Assigned task = For each line below that contains the word "heart", return that line.

BEGIN

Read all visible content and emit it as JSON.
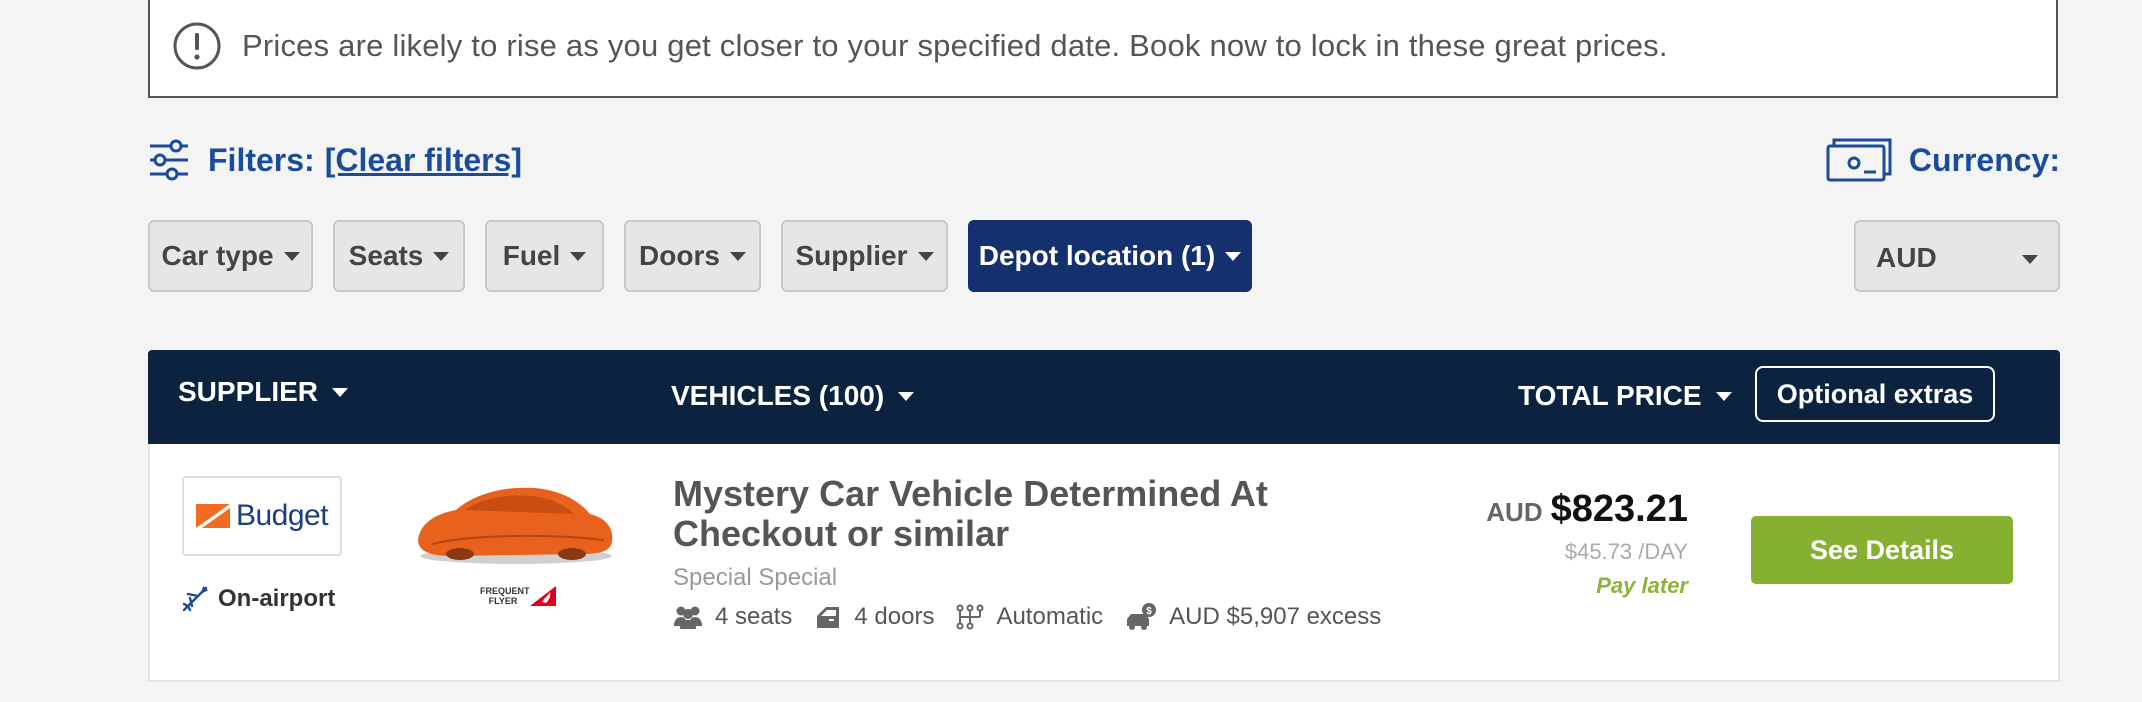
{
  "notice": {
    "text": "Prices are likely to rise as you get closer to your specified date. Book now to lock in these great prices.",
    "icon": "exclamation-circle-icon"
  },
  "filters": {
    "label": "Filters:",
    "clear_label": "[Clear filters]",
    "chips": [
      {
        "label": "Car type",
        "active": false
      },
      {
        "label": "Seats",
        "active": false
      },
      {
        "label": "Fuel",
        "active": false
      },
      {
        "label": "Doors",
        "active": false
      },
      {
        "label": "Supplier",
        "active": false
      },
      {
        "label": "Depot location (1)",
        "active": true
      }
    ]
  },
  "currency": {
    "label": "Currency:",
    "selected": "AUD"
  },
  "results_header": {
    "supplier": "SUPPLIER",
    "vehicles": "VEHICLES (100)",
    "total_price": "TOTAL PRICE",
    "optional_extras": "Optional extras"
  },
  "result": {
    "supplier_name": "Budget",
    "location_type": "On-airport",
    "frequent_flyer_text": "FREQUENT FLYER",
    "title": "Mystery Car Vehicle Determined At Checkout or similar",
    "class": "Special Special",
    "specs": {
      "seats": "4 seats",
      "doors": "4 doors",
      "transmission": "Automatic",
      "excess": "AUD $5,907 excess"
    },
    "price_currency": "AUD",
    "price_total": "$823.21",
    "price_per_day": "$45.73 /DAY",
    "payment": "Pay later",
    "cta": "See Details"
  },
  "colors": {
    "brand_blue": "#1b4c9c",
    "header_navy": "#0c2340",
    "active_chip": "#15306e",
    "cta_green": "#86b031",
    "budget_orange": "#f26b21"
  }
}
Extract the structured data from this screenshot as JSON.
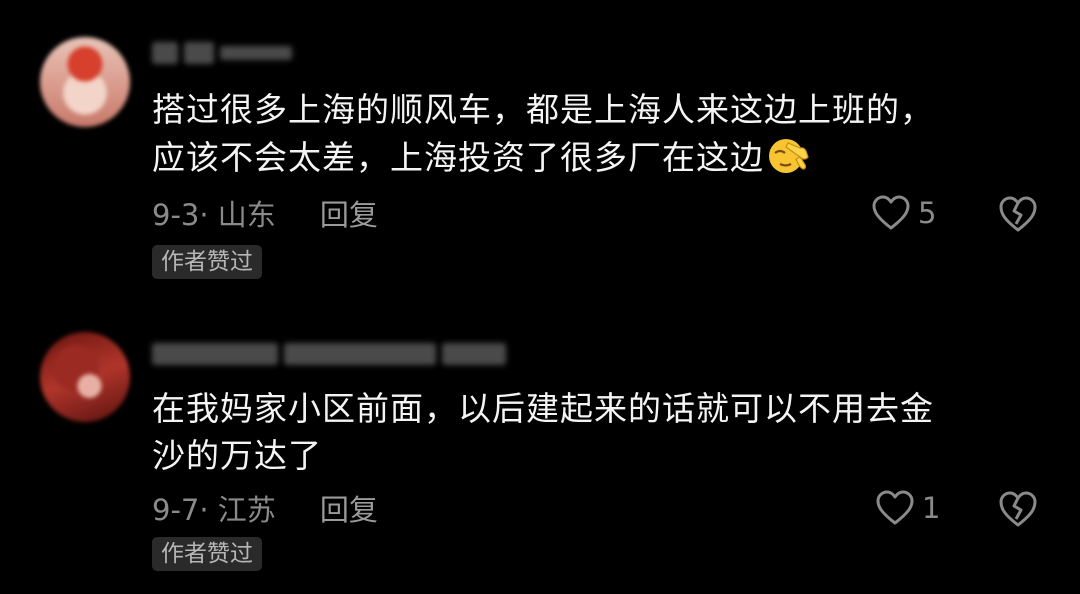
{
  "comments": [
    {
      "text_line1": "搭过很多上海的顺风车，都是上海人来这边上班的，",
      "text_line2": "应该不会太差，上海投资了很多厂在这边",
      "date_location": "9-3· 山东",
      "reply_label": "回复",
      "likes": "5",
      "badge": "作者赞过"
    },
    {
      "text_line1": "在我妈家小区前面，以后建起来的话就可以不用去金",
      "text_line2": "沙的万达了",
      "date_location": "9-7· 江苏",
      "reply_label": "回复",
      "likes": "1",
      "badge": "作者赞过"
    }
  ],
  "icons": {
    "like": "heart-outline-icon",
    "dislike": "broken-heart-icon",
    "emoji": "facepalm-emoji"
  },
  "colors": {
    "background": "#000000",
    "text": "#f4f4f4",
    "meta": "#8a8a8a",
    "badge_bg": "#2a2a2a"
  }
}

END

Task solution =
    "like": "heart-outline-icon",
    "dislike": "broken-heart-icon",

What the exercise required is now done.